When she spills her wine and then wipes it on her gown, I just want to be clear - most wines stain. Is this a sign she doesn't care for her appearance or her things? Or was that unintentional?

I like that the mother seems caring. I can't tell if Aderyn's avoidance of her is because of the cliche'd relationship fantasy heroines tend to have with their mother's, or supposed to be a sign of her sadness. Their conversation is also a little boring, and very stereotypical. I've heard its variation a hundred different times. The mother also makes it sound like Aderyn was personally there during the attack, which makes me instantly curious to know more about it, but that's the only time it's mentioned or hinted at.

I'm not fond of a protagonist's appearance being given by them looking at themselves, but I do like that you kept it short and didn't use descriptions that made me want to roll my eyes.

At the end, when she hears the feminine voice, I also can't tell if that's just a thought, remembering something someone said, or something more.

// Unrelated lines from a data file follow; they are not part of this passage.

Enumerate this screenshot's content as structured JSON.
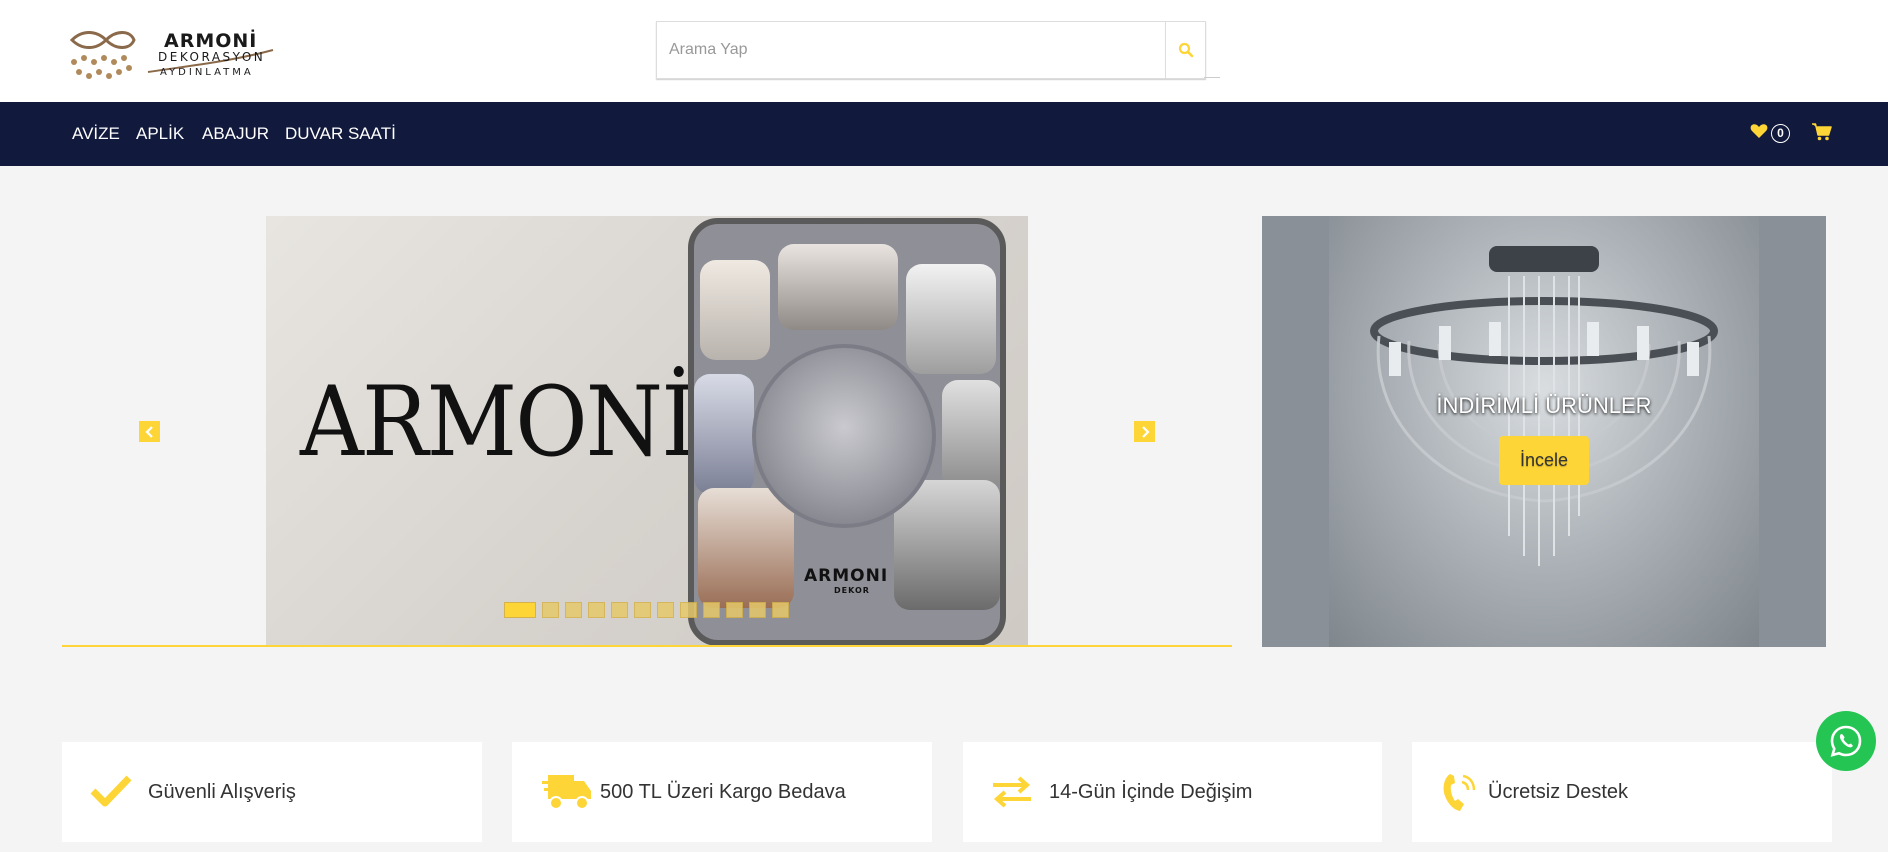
{
  "header": {
    "logo": {
      "line1": "ARMONİ",
      "line2": "DEKORASYON",
      "line3": "AYDINLATMA"
    },
    "search": {
      "placeholder": "Arama Yap"
    }
  },
  "nav": {
    "items": [
      "AVİZE",
      "APLİK",
      "ABAJUR",
      "DUVAR SAATİ"
    ],
    "favorites_count": "0"
  },
  "slider": {
    "brand_word": "ARMONİ",
    "catalog_title": "ARMONI",
    "catalog_subtitle": "DEKOR",
    "slide_count": 12,
    "active_slide": 1
  },
  "promo": {
    "title": "İNDİRİMLİ ÜRÜNLER",
    "button": "İncele"
  },
  "features": [
    {
      "label": "Güvenli Alışveriş",
      "icon": "check-icon"
    },
    {
      "label": "500 TL Üzeri Kargo Bedava",
      "icon": "truck-icon"
    },
    {
      "label": "14-Gün İçinde Değişim",
      "icon": "exchange-icon"
    },
    {
      "label": "Ücretsiz Destek",
      "icon": "phone-icon"
    }
  ],
  "colors": {
    "accent": "#fdd536",
    "nav_bg": "#11193c",
    "page_bg": "#f4f4f4",
    "whatsapp": "#25c554"
  }
}
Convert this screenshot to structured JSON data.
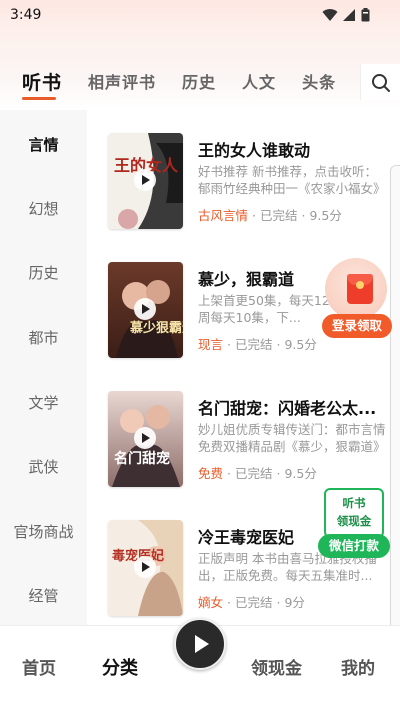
{
  "status_bar": {
    "time": "3:49"
  },
  "top_tabs": [
    {
      "label": "听书",
      "active": true
    },
    {
      "label": "相声评书",
      "active": false
    },
    {
      "label": "历史",
      "active": false
    },
    {
      "label": "人文",
      "active": false
    },
    {
      "label": "头条",
      "active": false
    }
  ],
  "search": {
    "icon": "search-icon"
  },
  "sidebar": {
    "items": [
      {
        "label": "言情",
        "active": true
      },
      {
        "label": "幻想",
        "active": false
      },
      {
        "label": "历史",
        "active": false
      },
      {
        "label": "都市",
        "active": false
      },
      {
        "label": "文学",
        "active": false
      },
      {
        "label": "武侠",
        "active": false
      },
      {
        "label": "官场商战",
        "active": false
      },
      {
        "label": "经管",
        "active": false
      }
    ]
  },
  "books": [
    {
      "title": "王的女人谁敢动",
      "desc": "好书推荐 新书推荐，点击收听：郁雨竹经典种田一《农家小福女》",
      "tag": "古风言情",
      "status": "已完结",
      "score": "9.5分",
      "cover_text": "王的女人"
    },
    {
      "title": "慕少，狠霸道",
      "desc": "上架首更50集，每天12集，第一周每天10集，下...",
      "tag": "现言",
      "status": "已完结",
      "score": "9.5分",
      "cover_text": "慕少狠霸道"
    },
    {
      "title": "名门甜宠：闪婚老公太...",
      "desc": "妙儿姐优质专辑传送门：都市言情免费双播精品剧《慕少，狠霸道》",
      "tag": "免费",
      "status": "已完结",
      "score": "9.5分",
      "cover_text": "名门甜宠"
    },
    {
      "title": "冷王毒宠医妃",
      "desc": "正版声明 本书由喜马拉雅授权播出，正版免费。每天五集准时...",
      "tag": "嫡女",
      "status": "已完结",
      "score": "9分",
      "cover_text": "毒宠医妃"
    }
  ],
  "meta_separator": "·",
  "floats": {
    "login": {
      "label": "登录领取"
    },
    "wechat": {
      "line1": "听书",
      "line2": "领现金",
      "button": "微信打款"
    }
  },
  "bottom_nav": [
    {
      "label": "首页",
      "active": false
    },
    {
      "label": "分类",
      "active": true
    },
    {
      "label": "领现金",
      "active": false
    },
    {
      "label": "我的",
      "active": false
    }
  ],
  "colors": {
    "accent": "#e85c2b",
    "wechat_green": "#1fb65a",
    "login_red": "#f15b2a"
  }
}
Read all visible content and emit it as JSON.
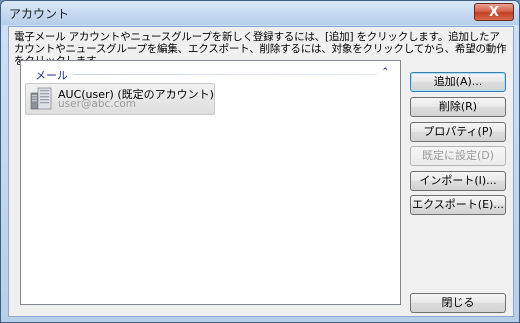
{
  "window": {
    "title": "アカウント",
    "close_symbol": "X"
  },
  "description": "電子メール アカウントやニュースグループを新しく登録するには、[追加] をクリックします。追加したアカウントやニュースグループを編集、エクスポート、削除するには、対象をクリックしてから、希望の動作をクリックします。",
  "list": {
    "group_label": "メール",
    "group_chevron": "⌃",
    "items": [
      {
        "name": "AUC(user) (既定のアカウント)",
        "email": "user@abc.com",
        "icon": "mail-account-icon"
      }
    ]
  },
  "buttons": {
    "add": "追加(A)...",
    "remove": "削除(R)",
    "properties": "プロパティ(P)",
    "set_default": "既定に設定(D)",
    "import": "インポート(I)...",
    "export": "エクスポート(E)...",
    "close": "閉じる"
  },
  "colors": {
    "group_label": "#1e3287",
    "close_button": "#c23f25"
  }
}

Overall, I don't get much of a feel for Aderyn's personality, and what I do get is pretty standard. This sounds like the usual fantasy story, with a heroine who (might not) care for dresses, doesn't have a close relationship with her parents, and sneaks out while hiding her identity. I'm assuming the story has to do with her father's death and perhaps the plot behind it, but I don't know. I'm afraid that, for me, I probably would have skipped through pretty quickly and, if I didn't become captured a little further in, would have put this down.
I recommend skipping straight to where this chapter ends - you really don't need this prologue. I think it could potentially be much more interesting if you did that.